At the time, there was little hope for a child with cancer. The survival rate for acute lymphoblastic leukemia (ALL), the most common form of childhood cancer, was 4 percent. The medical staff, led by the hospital’s first director and CEO Donald Pinkel, M.D., took up the challenge.
By 1971, research at St. Jude helped push the survival rate for ALL from 4 percent to 50 percent. Advances also helped improve the outcomes of other diseases such as retinoblastoma (eye cancer), osteosarcoma (bone cancer) and medulloblastoma (brain cancer).

With its unique approach of placing basic research scientists and doctors under one roof, St. Jude could quickly turn laboratory discoveries into treatments.


Originally opened as place to give hope to the hopeless, St. Jude now provides more than just hope to thousands of families. The research at St. Jude has helped to push the overall survival rate of childhood cancer from less than 20 percent to 80 percent, helping ensure that fewer children lose the battle against cancer. For ALL, the survival rate of this life-threatening disease is now 94 percent.
For families in their time of need, the emotional and financial support provided by St. Jude is unrivaled. Thanks to support from public contributions, no family ever pays St. Jude for anything.

St. Jude has also become a world-class institution that has set the standard for pediatric cancer care. Its efforts have been recognized by some of the nation’s top publications including U.S. News and World Report, FORTUNE, The Scientist and Parents.
St. Jude faculty and staff include Howard Hughes Medical Institute investigators; Pew Scholars; members of the Institute of Medicine and the National Academy of Sciences; and a Nobel Laureate. St. Jude also serves as the national coordinating center for collaborations, including the Pediatric Brain Tumor Consortium and the Childhood Cancer Survivor Study.

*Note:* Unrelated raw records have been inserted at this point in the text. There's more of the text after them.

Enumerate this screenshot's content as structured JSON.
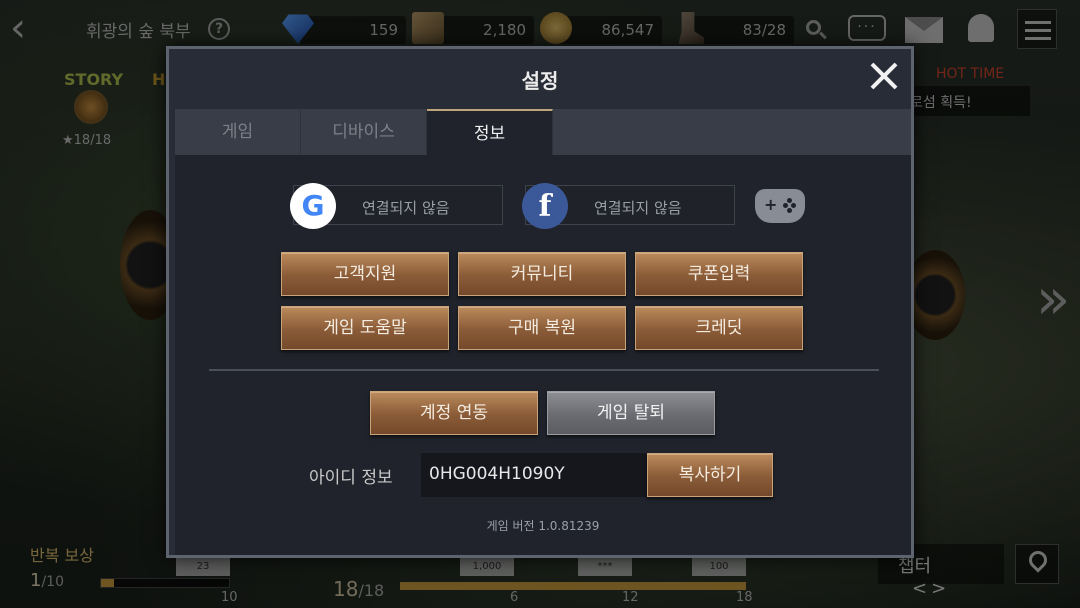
{
  "topbar": {
    "back_icon": "chevron-left",
    "area_title": "휘광의 숲 북부",
    "help_symbol": "?",
    "resources": [
      {
        "name": "gem",
        "value": "159"
      },
      {
        "name": "material-box",
        "value": "2,180"
      },
      {
        "name": "gold-coin",
        "value": "86,547"
      },
      {
        "name": "stamina-boot",
        "value": "83/28"
      }
    ],
    "chat_symbol": "···"
  },
  "hud": {
    "story_label": "STORY",
    "h_label": "H",
    "story_stars": "★18/18",
    "hot_time_label": "HOT TIME",
    "quest_text": "로섬 획득!",
    "repeat_reward_label": "반복 보상",
    "repeat_count": "1",
    "repeat_total": "/10",
    "repeat_tick": "10",
    "repeat_progress": 0.1,
    "stage_count": "18",
    "stage_total": "/18",
    "stage_progress": 1.0,
    "stage_ticks": [
      "6",
      "12",
      "18"
    ],
    "reward_chips": [
      "23",
      "1,000",
      "***",
      "100"
    ],
    "chapter_label": "챕터",
    "chapter_arrows": "<>"
  },
  "dialog": {
    "title": "설정",
    "tabs": [
      {
        "label": "게임",
        "active": false
      },
      {
        "label": "디바이스",
        "active": false
      },
      {
        "label": "정보",
        "active": true
      }
    ],
    "google": {
      "logo": "G",
      "status": "연결되지 않음"
    },
    "facebook": {
      "logo": "f",
      "status": "연결되지 않음"
    },
    "menu_buttons": [
      "고객지원",
      "커뮤니티",
      "쿠폰입력",
      "게임 도움말",
      "구매 복원",
      "크레딧"
    ],
    "account_link_label": "계정 연동",
    "quit_game_label": "게임 탈퇴",
    "id_label": "아이디 정보",
    "id_value": "0HG004H1090Y",
    "copy_label": "복사하기",
    "version_text": "게임 버전  1.0.81239"
  },
  "colors": {
    "panel_bg": "#20232b",
    "gold_button": "#8a5b37",
    "gray_button": "#6a6c72",
    "active_tab_border": "#bfa67a"
  }
}
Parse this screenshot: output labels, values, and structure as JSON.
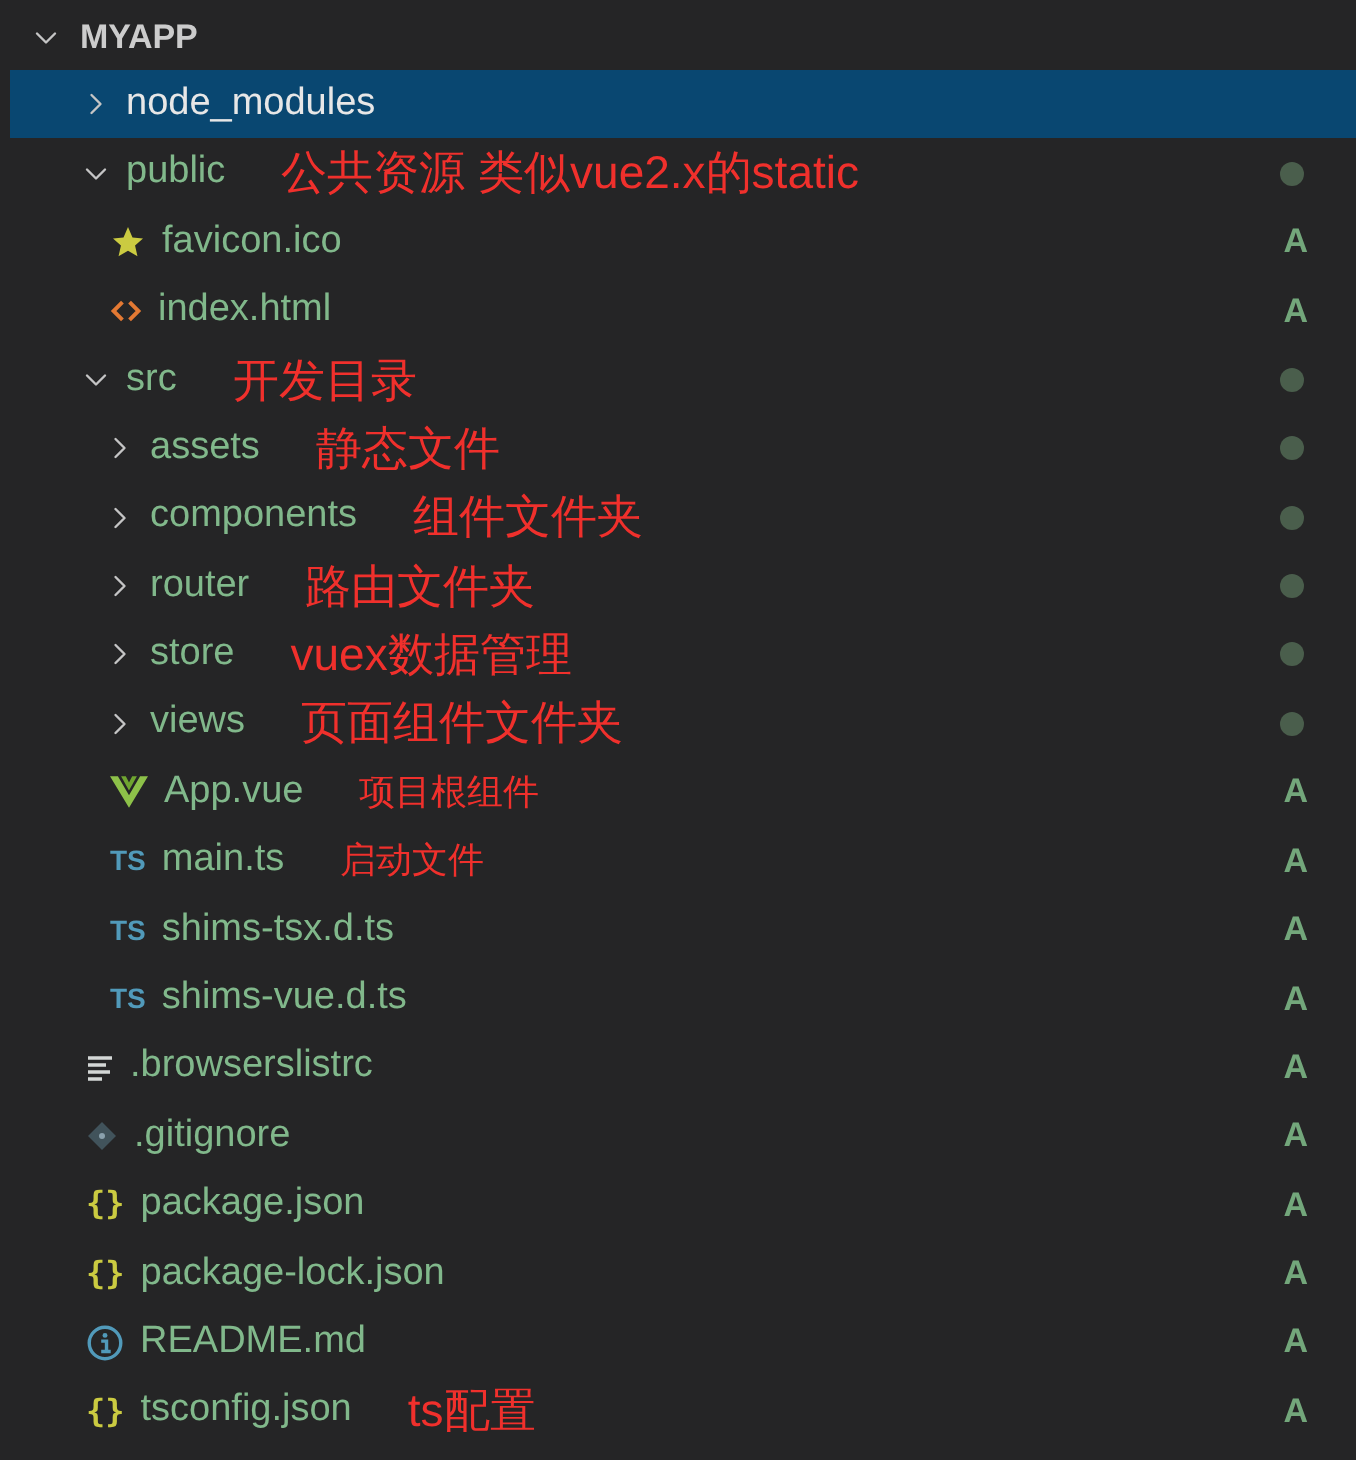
{
  "explorer": {
    "title": "MYAPP",
    "expanded": true,
    "items": [
      {
        "name": "node_modules",
        "kind": "folder",
        "expanded": false,
        "selected": true,
        "dot": false
      },
      {
        "name": "public",
        "kind": "folder",
        "expanded": true,
        "selected": false,
        "dot": true,
        "note": {
          "text": "公共资源 类似vue2.x的static",
          "kind": "large"
        },
        "children": [
          {
            "name": "favicon.ico",
            "kind": "star",
            "selected": false,
            "badge": "A"
          },
          {
            "name": "index.html",
            "kind": "html",
            "selected": false,
            "badge": "A"
          }
        ]
      },
      {
        "name": "src",
        "kind": "folder",
        "expanded": true,
        "selected": false,
        "dot": true,
        "note": {
          "text": "开发目录",
          "kind": "large"
        },
        "children": [
          {
            "name": "assets",
            "kind": "folder",
            "expanded": false,
            "selected": false,
            "dot": true,
            "note": {
              "text": "静态文件",
              "kind": "large"
            }
          },
          {
            "name": "components",
            "kind": "folder",
            "expanded": false,
            "selected": false,
            "dot": true,
            "note": {
              "text": "组件文件夹",
              "kind": "large"
            }
          },
          {
            "name": "router",
            "kind": "folder",
            "expanded": false,
            "selected": false,
            "dot": true,
            "note": {
              "text": "路由文件夹",
              "kind": "large"
            }
          },
          {
            "name": "store",
            "kind": "folder",
            "expanded": false,
            "selected": false,
            "dot": true,
            "note": {
              "text": "vuex数据管理",
              "kind": "large"
            }
          },
          {
            "name": "views",
            "kind": "folder",
            "expanded": false,
            "selected": false,
            "dot": true,
            "note": {
              "text": "页面组件文件夹",
              "kind": "large"
            }
          },
          {
            "name": "App.vue",
            "kind": "vue",
            "selected": false,
            "badge": "A",
            "note": {
              "text": "项目根组件",
              "kind": "small"
            }
          },
          {
            "name": "main.ts",
            "kind": "ts",
            "icon_label": "TS",
            "selected": false,
            "badge": "A",
            "note": {
              "text": "启动文件",
              "kind": "small"
            }
          },
          {
            "name": "shims-tsx.d.ts",
            "kind": "ts",
            "icon_label": "TS",
            "selected": false,
            "badge": "A"
          },
          {
            "name": "shims-vue.d.ts",
            "kind": "ts",
            "icon_label": "TS",
            "selected": false,
            "badge": "A"
          }
        ]
      },
      {
        "name": ".browserslistrc",
        "kind": "lines",
        "selected": false,
        "badge": "A"
      },
      {
        "name": ".gitignore",
        "kind": "git",
        "selected": false,
        "badge": "A"
      },
      {
        "name": "package.json",
        "kind": "json",
        "icon_label": "{}",
        "selected": false,
        "badge": "A"
      },
      {
        "name": "package-lock.json",
        "kind": "json",
        "icon_label": "{}",
        "selected": false,
        "badge": "A"
      },
      {
        "name": "README.md",
        "kind": "info",
        "selected": false,
        "badge": "A"
      },
      {
        "name": "tsconfig.json",
        "kind": "json",
        "icon_label": "{}",
        "selected": false,
        "badge": "A",
        "note": {
          "text": "ts配置",
          "kind": "large"
        }
      }
    ]
  }
}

Even with the success St. Jude has had in treating pediatric cancer, there is still much work to be done. “Danny’s dream was that ‘no child should die in the dawn of life,’” says St. Jude Director and CEO Dr. William Evans. And with eyes on that goal, St. Jude faculty and staff continue to rise to the challenges of a new century, marrying the latest technology with a vision and determination to succeed for children and families everywhere.
Initiatives like the St. Jude Children’s Research Hospital – Washington University Pediatric Cancer Genome Project, launched in 2010, offer great promise for driving the future of pediatric cancer research. The project has already generated exciting new discoveries for retinoblastoma and leukemia, and more are on the horizon.
The discoveries and groundbreaking work of St. Jude in its first 50 years have made for a remarkable journey—from one man’s vision to one of the leading pediatric cancer centers in the world. But St. Jude always has its eye on the future and the exciting possibilities that await the doctors, scientists, families and children of a new generation who continue to benefit from Danny’s dream.